» **Assignment**
Copy each line of the records that includes "title".
*** Opening Material provided ***
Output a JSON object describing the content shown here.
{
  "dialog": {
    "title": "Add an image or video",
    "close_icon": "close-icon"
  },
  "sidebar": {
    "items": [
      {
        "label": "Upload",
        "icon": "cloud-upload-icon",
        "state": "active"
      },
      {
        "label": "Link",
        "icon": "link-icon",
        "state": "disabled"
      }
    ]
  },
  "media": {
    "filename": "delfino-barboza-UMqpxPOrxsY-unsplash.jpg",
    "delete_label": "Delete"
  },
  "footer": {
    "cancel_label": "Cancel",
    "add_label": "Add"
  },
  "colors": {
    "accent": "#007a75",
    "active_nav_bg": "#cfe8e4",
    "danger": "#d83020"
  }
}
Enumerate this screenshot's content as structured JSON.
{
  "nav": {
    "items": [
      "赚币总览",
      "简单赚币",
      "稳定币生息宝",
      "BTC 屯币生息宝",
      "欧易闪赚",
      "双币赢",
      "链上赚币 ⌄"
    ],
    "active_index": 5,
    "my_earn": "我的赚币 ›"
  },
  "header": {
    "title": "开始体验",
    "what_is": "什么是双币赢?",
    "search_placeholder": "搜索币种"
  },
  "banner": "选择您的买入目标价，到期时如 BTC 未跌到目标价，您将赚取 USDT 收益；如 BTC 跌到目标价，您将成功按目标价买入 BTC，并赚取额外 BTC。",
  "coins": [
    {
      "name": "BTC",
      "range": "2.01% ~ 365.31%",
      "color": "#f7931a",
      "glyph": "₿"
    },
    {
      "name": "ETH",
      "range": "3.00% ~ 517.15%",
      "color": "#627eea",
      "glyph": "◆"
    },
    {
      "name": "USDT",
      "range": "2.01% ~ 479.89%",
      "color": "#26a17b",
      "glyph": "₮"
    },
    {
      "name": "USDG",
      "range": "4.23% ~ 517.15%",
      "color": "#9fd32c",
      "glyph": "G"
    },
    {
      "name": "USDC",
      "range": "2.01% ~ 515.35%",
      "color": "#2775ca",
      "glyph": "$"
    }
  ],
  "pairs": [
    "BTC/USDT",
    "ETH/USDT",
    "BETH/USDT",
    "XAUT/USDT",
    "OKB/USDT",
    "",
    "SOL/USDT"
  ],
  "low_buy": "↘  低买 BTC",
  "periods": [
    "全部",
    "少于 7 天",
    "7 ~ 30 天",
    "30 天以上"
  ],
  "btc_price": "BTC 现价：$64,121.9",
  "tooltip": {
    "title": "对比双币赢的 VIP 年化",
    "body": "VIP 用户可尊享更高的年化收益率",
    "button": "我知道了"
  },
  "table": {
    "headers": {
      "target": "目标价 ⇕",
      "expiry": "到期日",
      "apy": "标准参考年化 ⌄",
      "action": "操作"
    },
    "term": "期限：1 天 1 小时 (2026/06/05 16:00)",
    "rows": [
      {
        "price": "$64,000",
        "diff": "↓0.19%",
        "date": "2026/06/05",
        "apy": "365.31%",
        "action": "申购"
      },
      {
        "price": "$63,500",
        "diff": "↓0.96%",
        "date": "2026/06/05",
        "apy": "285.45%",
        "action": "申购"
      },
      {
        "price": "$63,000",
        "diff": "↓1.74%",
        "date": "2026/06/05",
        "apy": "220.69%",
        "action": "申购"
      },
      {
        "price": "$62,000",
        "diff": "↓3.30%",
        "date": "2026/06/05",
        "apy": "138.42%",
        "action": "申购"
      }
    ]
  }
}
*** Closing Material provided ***
» **Result for this exercise**
    "title": "Add an image or video",
    "title": "开始体验",
    "title": "对比双币赢的 VIP 年化",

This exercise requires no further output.